Recreation and Culture

As in other "model towns," land was set aside for a park at the very beginning. The Hershey Press noted that nature was a "vital influence for (man's) good."

The centerpiece of Milton Hershey's provisions for recreation and culture was the Community Building. Originally designed in 1914, the building was finally started in 1929 and completed in 1933. It housed the men's club, a gymnasium and pool, a library, bowling alley, and public meeting rooms. The local hospital (1932-45) and the Hershey Junior College (1938-65) were also housed here. For years the building served as the focal point of community activity.

The Hershey Museum, first known as the Indian Museum, was launched in 1933 when Mr. Hershey purchased a large collection of American Indian artifacts. The museum rounded out the town's recreational and cultural opportunities.

A Tourist Attraction

Although originally established for community use, the park soon became a tourist attraction. So did the chocolate factory and the town itself. By 1909, postcards with views of the town were being enclosed in Hershey candy bars. In 1915, the Chocolate Company opened a Visitors Bureau.

The park expanded rapidly, adding amusement rides and a new swimming pool, and enlarging the dance hall. Sunday schools and businesses were solicited to hold their annual picnics there. Every weekend the trolley and railroad advertised special holiday excursions to Hershey.

The community's most impressive tourist attractions were constructed during the town's 1930's building boom. The Depression provided Milton Hershey with the means, a sizeable labor force of unemployed workers, to carry out his large scale building plans. He was able to build at the lowest possible cost while helping the local economy by maintaining full employment.

The construction of the Community Theatre, Hotel, Park, Arena and Stadium transformed Hershey into a major tourist attraction, capable of entertaining thousands of people at a time. By the end of the decade Hershey emerged as a nationally known tourist destination.

The Dream Continues

Since Milton Hershey's death in 1945 tourism has become increasingly important to the Hershey community. Most of the support services originally provided by Mr. Hershey, and managed by Hershey Estates, have been sold to private interests. Hershey Estates, now HERCO, Inc., has concentrated on developing its resorts and recreational facilities.
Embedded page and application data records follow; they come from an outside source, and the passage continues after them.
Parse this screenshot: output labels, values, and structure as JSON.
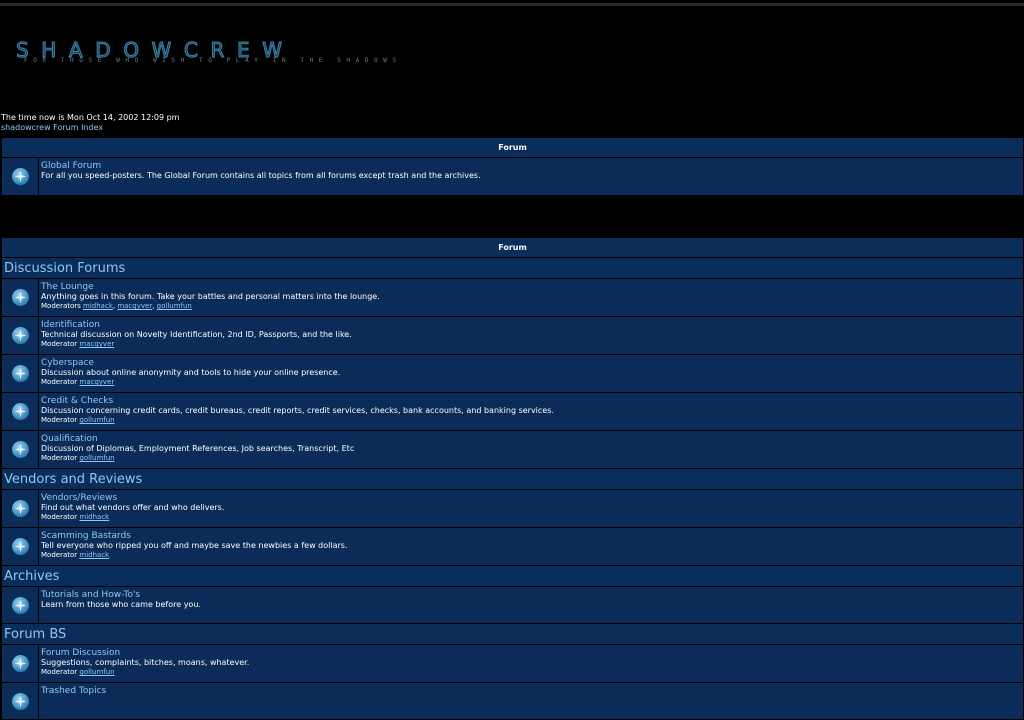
{
  "header": {
    "logo_title": "SHADOWCREW",
    "logo_tagline": "FOR THOSE WHO WISH TO PLAY IN THE SHADOWS",
    "time_text": "The time now is Mon Oct 14, 2002 12:09 pm",
    "index_link": "shadowcrew Forum Index"
  },
  "table1": {
    "header": "Forum",
    "forums": [
      {
        "name": "Global Forum",
        "desc": "For all you speed-posters. The Global Forum contains all topics from all forums except trash and the archives."
      }
    ]
  },
  "table2": {
    "header": "Forum",
    "categories": [
      {
        "name": "Discussion Forums",
        "forums": [
          {
            "name": "The Lounge",
            "desc": "Anything goes in this forum. Take your battles and personal matters into the lounge.",
            "mod_label": "Moderators",
            "mods": [
              "midhack",
              "macgyver",
              "gollumfun"
            ]
          },
          {
            "name": "Identification",
            "desc": "Technical discussion on Novelty Identification, 2nd ID, Passports, and the like.",
            "mod_label": "Moderator",
            "mods": [
              "macgyver"
            ]
          },
          {
            "name": "Cyberspace",
            "desc": "Discussion about online anonymity and tools to hide your online presence.",
            "mod_label": "Moderator",
            "mods": [
              "macgyver"
            ]
          },
          {
            "name": "Credit & Checks",
            "desc": "Discussion concerning credit cards, credit bureaus, credit reports, credit services, checks, bank accounts, and banking services.",
            "mod_label": "Moderator",
            "mods": [
              "gollumfun"
            ]
          },
          {
            "name": "Qualification",
            "desc": "Discussion of Diplomas, Employment References, Job searches, Transcript, Etc",
            "mod_label": "Moderator",
            "mods": [
              "gollumfun"
            ]
          }
        ]
      },
      {
        "name": "Vendors and Reviews",
        "forums": [
          {
            "name": "Vendors/Reviews",
            "desc": "Find out what vendors offer and who delivers.",
            "mod_label": "Moderator",
            "mods": [
              "midhack"
            ]
          },
          {
            "name": "Scamming Bastards",
            "desc": "Tell everyone who ripped you off and maybe save the newbies a few dollars.",
            "mod_label": "Moderator",
            "mods": [
              "midhack"
            ]
          }
        ]
      },
      {
        "name": "Archives",
        "forums": [
          {
            "name": "Tutorials and How-To's",
            "desc": "Learn from those who came before you.",
            "mod_label": "",
            "mods": []
          }
        ]
      },
      {
        "name": "Forum BS",
        "forums": [
          {
            "name": "Forum Discussion",
            "desc": "Suggestions, complaints, bitches, moans, whatever.",
            "mod_label": "Moderator",
            "mods": [
              "gollumfun"
            ]
          },
          {
            "name": "Trashed Topics",
            "desc": "",
            "mod_label": "",
            "mods": []
          }
        ]
      }
    ]
  },
  "colors": {
    "accent": "#8ec7f2",
    "row_bg": "#0b2c59",
    "page_bg": "#000000"
  },
  "icons": {
    "forum_icon": "forum-folder-icon"
  }
}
Today, these attractions, as well as the chocolate factory, draw millions of visitors to Hershey each year.

From: Cassidy, Pamela and Harrison, Eliza, One Man's Vision: Hershey, A Model Town. Hershey Museum, 1988.